Without the images, repeat every line of the listing verbatim.
═════ MATERIAL FOR THIS EXERCISE
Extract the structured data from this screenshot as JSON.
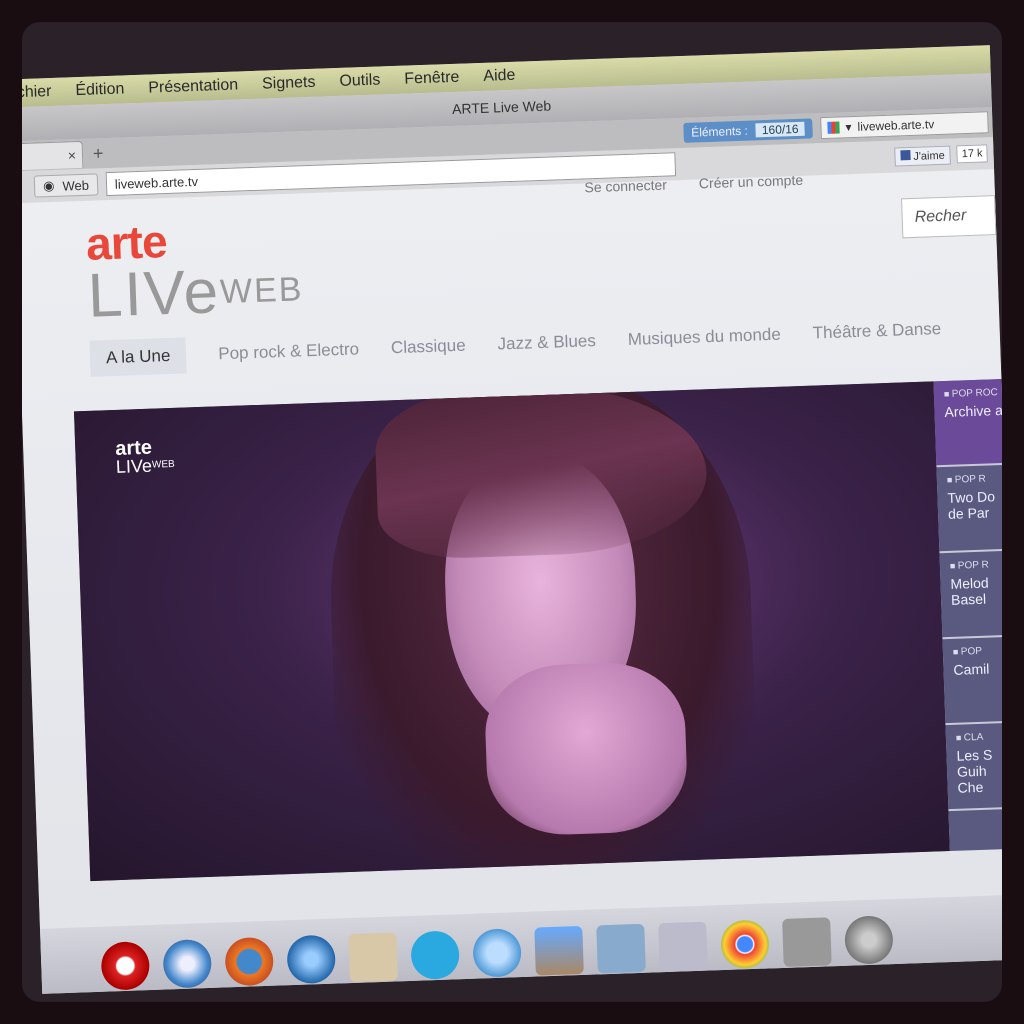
{
  "menubar": {
    "items": [
      "chier",
      "Édition",
      "Présentation",
      "Signets",
      "Outils",
      "Fenêtre",
      "Aide"
    ]
  },
  "window": {
    "title": "ARTE Live Web"
  },
  "tabs": {
    "close": "×",
    "new_tab": "+"
  },
  "toolbar": {
    "elements_label": "Éléments :",
    "elements_count": "160/16",
    "search_value": "liveweb.arte.tv"
  },
  "address": {
    "web_label": "Web",
    "url": "liveweb.arte.tv"
  },
  "facebook": {
    "like": "J'aime",
    "count": "17 k"
  },
  "account": {
    "login": "Se connecter",
    "signup": "Créer un compte"
  },
  "search": {
    "placeholder": "Recher"
  },
  "logo": {
    "arte": "arte",
    "live": "LIVe",
    "web": "WEB"
  },
  "nav": {
    "items": [
      "A la Une",
      "Pop rock & Electro",
      "Classique",
      "Jazz & Blues",
      "Musiques du monde",
      "Théâtre & Danse"
    ]
  },
  "player": {
    "logo_arte": "arte",
    "logo_live": "LIVe",
    "logo_web": "WEB"
  },
  "playlist": {
    "items": [
      {
        "category": "POP ROC",
        "title": "Archive a"
      },
      {
        "category": "POP R",
        "title": "Two Do\nde Par"
      },
      {
        "category": "POP R",
        "title": "Melod\nBasel"
      },
      {
        "category": "POP",
        "title": "Camil"
      },
      {
        "category": "CLA",
        "title": "Les S\nGuih\nChe"
      }
    ]
  },
  "colors": {
    "brand": "#e8473a",
    "playlist_bg": "#5a5a80",
    "playlist_active": "#6b4a9a"
  }
}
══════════
**SOLUTION TO THIS PROBLEM:**
Extract the structured data from this screenshot as JSON.
{
  "menubar": {
    "items": [
      "chier",
      "Édition",
      "Présentation",
      "Signets",
      "Outils",
      "Fenêtre",
      "Aide"
    ]
  },
  "window": {
    "title": "ARTE Live Web"
  },
  "tabs": {
    "close": "×",
    "new_tab": "+"
  },
  "toolbar": {
    "elements_label": "Éléments :",
    "elements_count": "160/16",
    "search_value": "liveweb.arte.tv"
  },
  "address": {
    "web_label": "Web",
    "url": "liveweb.arte.tv"
  },
  "facebook": {
    "like": "J'aime",
    "count": "17 k"
  },
  "account": {
    "login": "Se connecter",
    "signup": "Créer un compte"
  },
  "search": {
    "placeholder": "Recher"
  },
  "logo": {
    "arte": "arte",
    "live": "LIVe",
    "web": "WEB"
  },
  "nav": {
    "items": [
      "A la Une",
      "Pop rock & Electro",
      "Classique",
      "Jazz & Blues",
      "Musiques du monde",
      "Théâtre & Danse"
    ]
  },
  "player": {
    "logo_arte": "arte",
    "logo_live": "LIVe",
    "logo_web": "WEB"
  },
  "playlist": {
    "items": [
      {
        "category": "POP ROC",
        "title": "Archive a"
      },
      {
        "category": "POP R",
        "title": "Two Do\nde Par"
      },
      {
        "category": "POP R",
        "title": "Melod\nBasel"
      },
      {
        "category": "POP",
        "title": "Camil"
      },
      {
        "category": "CLA",
        "title": "Les S\nGuih\nChe"
      }
    ]
  },
  "colors": {
    "brand": "#e8473a",
    "playlist_bg": "#5a5a80",
    "playlist_active": "#6b4a9a"
  }
}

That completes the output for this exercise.